|Work material||Roll lubricants||Application|
|Nonferrous||Chlorinated oils or waxes, mineral oils||Spray, wiping roller|
|Ferrous||Water-soluble oils||Wiping, drip, spray|
|Stainless steels||Chlorinated oils or waxes||Wiping roller|
|Polished surfaces||Plastic film||Calendaring, covering, spraying|
|Pre-coated materials||Film or forced air|
The effects of the process on the material's properties are minimal.[clarification needed] The physical and chemical properties virtually don't change, but the process may cause work-hardening, micro-cracks, or thinning at bends when discussing the mechanical properties of the material.
The cost of roll forming is relatively low. When calculating the cost of the process things such as setup time, equipment and tool costs, load/unload time, direct labor rate, overhead rate, and the amortization of equipment and tooling must be considered.

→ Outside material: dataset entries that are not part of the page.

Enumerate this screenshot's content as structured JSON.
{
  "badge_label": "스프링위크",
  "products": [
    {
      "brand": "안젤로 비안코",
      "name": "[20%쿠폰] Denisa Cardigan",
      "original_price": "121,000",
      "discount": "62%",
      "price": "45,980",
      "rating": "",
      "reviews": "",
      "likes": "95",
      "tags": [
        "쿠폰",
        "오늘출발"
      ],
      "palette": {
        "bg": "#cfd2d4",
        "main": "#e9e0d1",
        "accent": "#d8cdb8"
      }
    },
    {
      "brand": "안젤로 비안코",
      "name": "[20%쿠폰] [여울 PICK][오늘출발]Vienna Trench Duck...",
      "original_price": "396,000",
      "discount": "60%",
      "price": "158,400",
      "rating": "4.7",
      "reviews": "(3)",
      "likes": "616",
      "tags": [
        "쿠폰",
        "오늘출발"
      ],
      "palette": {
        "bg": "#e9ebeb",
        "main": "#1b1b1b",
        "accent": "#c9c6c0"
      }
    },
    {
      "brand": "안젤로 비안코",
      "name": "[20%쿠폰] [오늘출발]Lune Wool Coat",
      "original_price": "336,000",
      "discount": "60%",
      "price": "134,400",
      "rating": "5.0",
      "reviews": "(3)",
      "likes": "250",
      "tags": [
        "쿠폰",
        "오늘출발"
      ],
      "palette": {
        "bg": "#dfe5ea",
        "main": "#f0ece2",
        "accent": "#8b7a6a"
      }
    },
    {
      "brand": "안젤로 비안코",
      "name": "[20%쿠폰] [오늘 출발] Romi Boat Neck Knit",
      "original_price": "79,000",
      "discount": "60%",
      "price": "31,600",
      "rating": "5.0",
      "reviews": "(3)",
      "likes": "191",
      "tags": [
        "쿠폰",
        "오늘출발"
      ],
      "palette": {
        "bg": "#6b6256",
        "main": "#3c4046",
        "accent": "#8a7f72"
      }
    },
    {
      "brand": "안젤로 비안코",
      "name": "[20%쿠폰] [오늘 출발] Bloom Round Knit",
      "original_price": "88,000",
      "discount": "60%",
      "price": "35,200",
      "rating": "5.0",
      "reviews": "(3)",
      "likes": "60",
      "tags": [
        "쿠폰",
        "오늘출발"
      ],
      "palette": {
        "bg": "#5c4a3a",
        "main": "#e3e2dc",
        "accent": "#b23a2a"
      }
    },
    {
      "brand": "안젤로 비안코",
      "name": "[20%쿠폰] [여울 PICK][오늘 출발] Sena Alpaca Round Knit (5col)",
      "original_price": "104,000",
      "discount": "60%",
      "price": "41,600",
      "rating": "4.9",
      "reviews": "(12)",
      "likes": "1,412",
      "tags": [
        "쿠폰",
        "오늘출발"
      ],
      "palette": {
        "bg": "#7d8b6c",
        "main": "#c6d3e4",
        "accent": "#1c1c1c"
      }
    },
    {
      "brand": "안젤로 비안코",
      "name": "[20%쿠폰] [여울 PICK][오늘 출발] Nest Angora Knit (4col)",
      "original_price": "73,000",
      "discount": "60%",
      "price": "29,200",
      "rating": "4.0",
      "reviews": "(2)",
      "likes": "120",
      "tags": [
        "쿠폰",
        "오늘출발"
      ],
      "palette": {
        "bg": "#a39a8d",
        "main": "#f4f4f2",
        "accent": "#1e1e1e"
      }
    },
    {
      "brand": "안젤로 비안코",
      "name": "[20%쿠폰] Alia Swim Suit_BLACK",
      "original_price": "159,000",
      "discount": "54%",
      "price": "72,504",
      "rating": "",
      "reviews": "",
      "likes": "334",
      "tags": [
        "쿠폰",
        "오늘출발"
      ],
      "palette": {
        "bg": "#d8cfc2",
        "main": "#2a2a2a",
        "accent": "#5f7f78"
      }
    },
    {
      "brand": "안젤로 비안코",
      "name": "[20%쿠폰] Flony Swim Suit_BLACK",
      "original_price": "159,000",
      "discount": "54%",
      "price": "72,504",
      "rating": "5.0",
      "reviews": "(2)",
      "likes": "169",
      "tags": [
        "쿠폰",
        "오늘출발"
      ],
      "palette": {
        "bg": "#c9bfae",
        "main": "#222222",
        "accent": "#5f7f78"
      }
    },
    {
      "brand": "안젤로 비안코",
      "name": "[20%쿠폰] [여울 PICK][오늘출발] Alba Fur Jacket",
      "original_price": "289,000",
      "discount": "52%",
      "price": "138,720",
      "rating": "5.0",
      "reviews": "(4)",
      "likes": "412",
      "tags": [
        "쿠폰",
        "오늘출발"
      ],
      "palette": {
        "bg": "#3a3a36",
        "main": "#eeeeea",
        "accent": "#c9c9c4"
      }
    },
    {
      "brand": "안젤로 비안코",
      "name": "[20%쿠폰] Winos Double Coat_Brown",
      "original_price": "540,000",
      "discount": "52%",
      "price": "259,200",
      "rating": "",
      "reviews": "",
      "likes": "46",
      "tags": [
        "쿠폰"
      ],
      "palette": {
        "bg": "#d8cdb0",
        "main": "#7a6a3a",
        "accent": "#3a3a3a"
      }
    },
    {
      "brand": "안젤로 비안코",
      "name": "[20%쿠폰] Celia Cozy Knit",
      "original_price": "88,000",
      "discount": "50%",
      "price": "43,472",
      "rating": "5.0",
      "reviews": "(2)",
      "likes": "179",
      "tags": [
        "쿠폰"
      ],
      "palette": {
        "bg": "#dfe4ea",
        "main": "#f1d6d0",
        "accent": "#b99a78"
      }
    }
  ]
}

Safety is also a bit of an issue with this process. The main hazards that need to be taken into consideration are dealing with moving work-pieces (up to 800 feet per minute (240 m/min)), high pressure rolls, or sharp, sheared metal edges.
- Todd, Robert H.; Allen, Dell K.; Alting, Leo (1994), Manufacturing Processes Reference Guide, Industrial Press Inc., pp. 300–304, ISBN 0-8311-3049-0.
- Groover, Mikell P. (2010). Fundamentals of Modern Manufacturing: Materials, Processes, and Systems. John Wiley & Sons. p. 472.
- Manufacturing Processes Reference Guide, Industrial Press Inc., 1994.
- Halmos, George T. Roll Forming Handbook, CRC Press, 2005. ISBN 0-8247-9563-6
- Dobrev, Atanas; George T. Halmos (1993). "Roll forming into the 21st century". Society of Manufacturing Engineers.
- Todd, Robert (1994). Manufacturing Processes Reference Guide. New York: Industrial Press inc. ISBN 0-8311-3049-0.